In the last ten years, the number of young farmers in Manitoba has grown to put our province in top spot for the largest number under 35 in the nation. Statistics show that 11.5 per cent of all farmers here are younger even though the average age continues to be older as time goes by.
Mark Ronald is 25 and operates his own egg farm, M Ronald Farming Company, while also working with his family business Ronald Farms.
"For myself, I've been going a few years with the family farm a bit on my own," says Ronald. "But as a young guy looking into the industry, if you don't come from a family of farmers, how do you ever get into the industry? When you look at things, equipment values, land values, how does a young guy ever get started today without help and a hand to get going at it? So, when you look at it, it can be a pretty inconvenient industry to get into in that sense."

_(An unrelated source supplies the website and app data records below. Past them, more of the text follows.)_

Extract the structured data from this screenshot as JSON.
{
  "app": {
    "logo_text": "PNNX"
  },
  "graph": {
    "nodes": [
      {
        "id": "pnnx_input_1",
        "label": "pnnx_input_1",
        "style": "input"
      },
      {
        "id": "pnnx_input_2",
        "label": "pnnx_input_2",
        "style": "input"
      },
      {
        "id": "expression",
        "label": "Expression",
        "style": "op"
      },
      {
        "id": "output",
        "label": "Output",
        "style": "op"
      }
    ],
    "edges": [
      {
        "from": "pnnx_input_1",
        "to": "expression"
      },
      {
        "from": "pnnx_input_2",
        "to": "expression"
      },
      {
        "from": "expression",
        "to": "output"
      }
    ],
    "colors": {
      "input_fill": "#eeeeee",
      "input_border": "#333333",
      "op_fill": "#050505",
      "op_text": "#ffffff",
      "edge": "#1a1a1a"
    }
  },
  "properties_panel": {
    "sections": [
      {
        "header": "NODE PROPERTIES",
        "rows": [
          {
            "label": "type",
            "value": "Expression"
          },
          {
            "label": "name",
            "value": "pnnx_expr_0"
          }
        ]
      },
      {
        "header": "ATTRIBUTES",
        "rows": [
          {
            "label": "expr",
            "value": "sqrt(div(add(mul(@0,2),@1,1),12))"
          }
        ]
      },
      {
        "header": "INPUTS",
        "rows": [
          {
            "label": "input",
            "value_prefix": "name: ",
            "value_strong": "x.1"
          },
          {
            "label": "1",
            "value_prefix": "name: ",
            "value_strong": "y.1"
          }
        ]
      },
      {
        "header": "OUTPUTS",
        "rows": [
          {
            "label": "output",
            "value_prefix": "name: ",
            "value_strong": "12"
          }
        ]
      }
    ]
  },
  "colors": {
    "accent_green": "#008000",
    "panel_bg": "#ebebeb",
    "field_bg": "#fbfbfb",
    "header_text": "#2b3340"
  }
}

He notes it isn't only farmers in the agricultural industry, noting a lot of support is involved as well.
"It's not closed off as though you have to be born into it, because there are other industry positions if you love being outside," adds Ronald.
He notes he runs the egg barn himself, a 3,500 laying hen operation, and helps with the 1,400 acres of the family farm.
Mark's father, Kelly Ronald, weighs in and notes farming is a great opportunity for a young person to get involved.
"I think if they even can come alongside and work along a farm that's already established, and maybe doesn't have family that could pass it on to, there's opportunity. Older farmers will look to pass on to other people, to help it continue on and to see their farm continue in the future."
Russell Pauls isn't actually financially involved in the farm with which he works but says he'll definitely continue in the work so long as he's financially able to. He notes that's a problem.
"The way the price of land is gone, especially in our area, it's so hard for guys to get started," notes Pauls. "It's pretty much impossible if you're not born into it. In order to get started, I don't think you can make a decent profit on a quarter anymore. Just farming a quarter of land isn't gonna cut it, just the way the price of land has gone up, the price of input, the price of fuel and the price of equipment. A quarter doesn't pay the bills like it used to."
He says without a decent land base to get started on and work your way into a farm that's already in existence, it's pretty much impossible.
"For me, it's about 50-50 right now," adds Pauls.
His advice for other young people is to start at the bottom.
"Find an operator that's looking for a hired hand, learn the ropes, kind of get familiar with it and if a chance comes up to buy in, or get financially involved in an operation, give it a try," says Pauls.
He says he doubts he will launch out on his own.
"If it works for me like to kind of step in the role of the operation that dad's already setup, then that's my only option," explains Pauls.
Nevertheless, the number is increasing for farmers under 35 years of age in Manitoba.Mark Ronald and Kelly Ronald